In this two-minute read, we look at helpful new advice for landlords dealing with cases of rent arrears.
At the beginning of the pandemic, many predicted Covid-19 would have a disastrous impact on the private rental sector.
But new figures show that 90% of tenants have paid their rent in full during the pandemic—a better result than many had anticipated.
Unfortunately, we’re not out of the woods yet. Covid-19 will have a significant impact for some time to come, so the issue of rent arrears is still a very real one.
*With this in mind, several property industry organisations have pooled resources and published some useful guidance for landlords and tenants on rent arrears. Here’s a rundown of the main points for landlords.
Communication is key
No news isn’t always good news. If you haven’t spoken to your tenant for a while, get in touch and see how they are getting on. If their circumstances have changed, it’s better to know about it as soon as possible. Remember some people’s lives have been turned upside down by Covid-19, so be professional and compassionate.
Keep the conversation going
If there is a problem, there are several options you could consider, such as rent reductions or deferred payments.
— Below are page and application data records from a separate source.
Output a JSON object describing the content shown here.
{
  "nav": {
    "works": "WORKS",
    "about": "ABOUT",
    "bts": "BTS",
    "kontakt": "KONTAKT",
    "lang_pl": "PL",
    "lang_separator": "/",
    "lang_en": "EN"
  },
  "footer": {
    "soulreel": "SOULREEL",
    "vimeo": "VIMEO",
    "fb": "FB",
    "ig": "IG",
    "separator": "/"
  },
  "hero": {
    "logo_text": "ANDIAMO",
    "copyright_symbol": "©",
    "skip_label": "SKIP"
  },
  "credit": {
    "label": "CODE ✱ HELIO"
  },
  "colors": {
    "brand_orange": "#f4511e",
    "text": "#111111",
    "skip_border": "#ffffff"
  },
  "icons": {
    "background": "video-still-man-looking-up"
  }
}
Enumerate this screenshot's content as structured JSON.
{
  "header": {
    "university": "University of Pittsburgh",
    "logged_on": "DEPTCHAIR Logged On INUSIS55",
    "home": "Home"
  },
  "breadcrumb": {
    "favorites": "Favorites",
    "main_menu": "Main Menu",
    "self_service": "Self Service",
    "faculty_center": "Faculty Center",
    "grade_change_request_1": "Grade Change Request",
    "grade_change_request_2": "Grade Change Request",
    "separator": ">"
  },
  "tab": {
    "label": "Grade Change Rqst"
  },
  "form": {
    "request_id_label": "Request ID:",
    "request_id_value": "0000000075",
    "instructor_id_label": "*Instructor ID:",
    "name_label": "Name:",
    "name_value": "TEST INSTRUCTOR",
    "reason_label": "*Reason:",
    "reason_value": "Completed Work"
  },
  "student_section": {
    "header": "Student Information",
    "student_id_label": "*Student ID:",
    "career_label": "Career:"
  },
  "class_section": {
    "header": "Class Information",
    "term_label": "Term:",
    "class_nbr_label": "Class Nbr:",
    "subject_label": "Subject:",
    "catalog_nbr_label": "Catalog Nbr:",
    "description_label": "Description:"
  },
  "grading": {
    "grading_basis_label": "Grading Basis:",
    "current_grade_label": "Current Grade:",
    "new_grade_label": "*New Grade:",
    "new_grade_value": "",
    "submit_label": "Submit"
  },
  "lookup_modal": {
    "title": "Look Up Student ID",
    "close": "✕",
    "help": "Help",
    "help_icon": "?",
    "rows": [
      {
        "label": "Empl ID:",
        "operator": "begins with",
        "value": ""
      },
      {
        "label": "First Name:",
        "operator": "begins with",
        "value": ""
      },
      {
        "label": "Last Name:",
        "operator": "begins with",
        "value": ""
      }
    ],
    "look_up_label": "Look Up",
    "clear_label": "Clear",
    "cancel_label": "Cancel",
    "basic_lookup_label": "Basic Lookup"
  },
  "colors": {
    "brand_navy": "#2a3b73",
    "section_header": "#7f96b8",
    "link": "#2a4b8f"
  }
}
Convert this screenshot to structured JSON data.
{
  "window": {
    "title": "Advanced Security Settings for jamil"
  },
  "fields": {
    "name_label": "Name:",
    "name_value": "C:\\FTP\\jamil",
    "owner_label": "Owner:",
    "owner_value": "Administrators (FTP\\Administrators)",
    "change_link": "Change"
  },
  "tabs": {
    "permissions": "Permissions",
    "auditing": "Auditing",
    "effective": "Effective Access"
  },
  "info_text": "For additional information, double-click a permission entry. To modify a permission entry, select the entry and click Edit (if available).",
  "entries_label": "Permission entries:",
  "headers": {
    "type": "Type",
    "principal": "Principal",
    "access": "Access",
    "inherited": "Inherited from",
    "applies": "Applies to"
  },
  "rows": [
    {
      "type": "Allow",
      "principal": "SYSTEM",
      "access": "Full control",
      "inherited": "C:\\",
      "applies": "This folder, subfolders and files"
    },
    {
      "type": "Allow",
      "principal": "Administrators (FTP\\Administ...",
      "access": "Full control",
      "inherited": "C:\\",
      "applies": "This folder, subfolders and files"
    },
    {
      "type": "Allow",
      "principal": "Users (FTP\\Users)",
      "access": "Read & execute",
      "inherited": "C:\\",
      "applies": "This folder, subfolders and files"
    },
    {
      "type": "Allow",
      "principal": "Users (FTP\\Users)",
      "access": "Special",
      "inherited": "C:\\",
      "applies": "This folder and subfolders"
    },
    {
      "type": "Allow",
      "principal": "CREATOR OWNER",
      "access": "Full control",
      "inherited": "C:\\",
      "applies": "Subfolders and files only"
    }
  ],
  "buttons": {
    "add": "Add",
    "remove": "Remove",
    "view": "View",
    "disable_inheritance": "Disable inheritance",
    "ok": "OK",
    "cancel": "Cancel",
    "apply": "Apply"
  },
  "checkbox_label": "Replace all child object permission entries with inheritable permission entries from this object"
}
The action you take will depend on the circumstances. It could be that offering a rent reduction will cost you less than finding a new tenant. Market values in your area may have changed, meaning that if you did re-let the property, it might be at a reduced price.
Keep written records
Document all conversations with your tenants. Often exchanges take place on the phone or via text and can be misconstrued. Clarity is key. Always follow up with an email reiterating what has been said and agreed. This means everyone knows where they stand. And if the situation does wind up in mediation, or in court (we hope it doesn’t, but you never know) you have clear records to refer to.
If you have multiple tenants in a property
Make sure you are having conversations with all the tenants in a property. Never rely on one tenant to speak for another or to pass the information on. This could be a recipe for confusion and dispute.
Don’t forget the legal implications
If you do come to a new agreement, think about how it squares up to your legal responsibilities. For example, if you reduce the rent, does this change the amount of deposit you are legally allowed to hold (with a registered deposit scheme, of course)? If the rent drops, you may have to return a small proportion of the deposit to keep within legal guidelines.
The Easier, More Effective Alternative
Given the complexity of some of the issues involved, consider getting an experienced letting agent to deal with it for you. Many landlords will never have managed a case of rent arrears before and be in new territory. Having capable professionals like us, to lighten the load will save you time, money, and stress.
*Arrears Management and Coronavirus is published by the NRLA, the Chartered Institute of Housing, the Property Redress Scheme, ARLA Propertymark, the Tenancy Deposit Scheme and My Deposits.
I’m here to help during these testing times. If you’d like advice on any of the matters discussed in this piece, get in touch.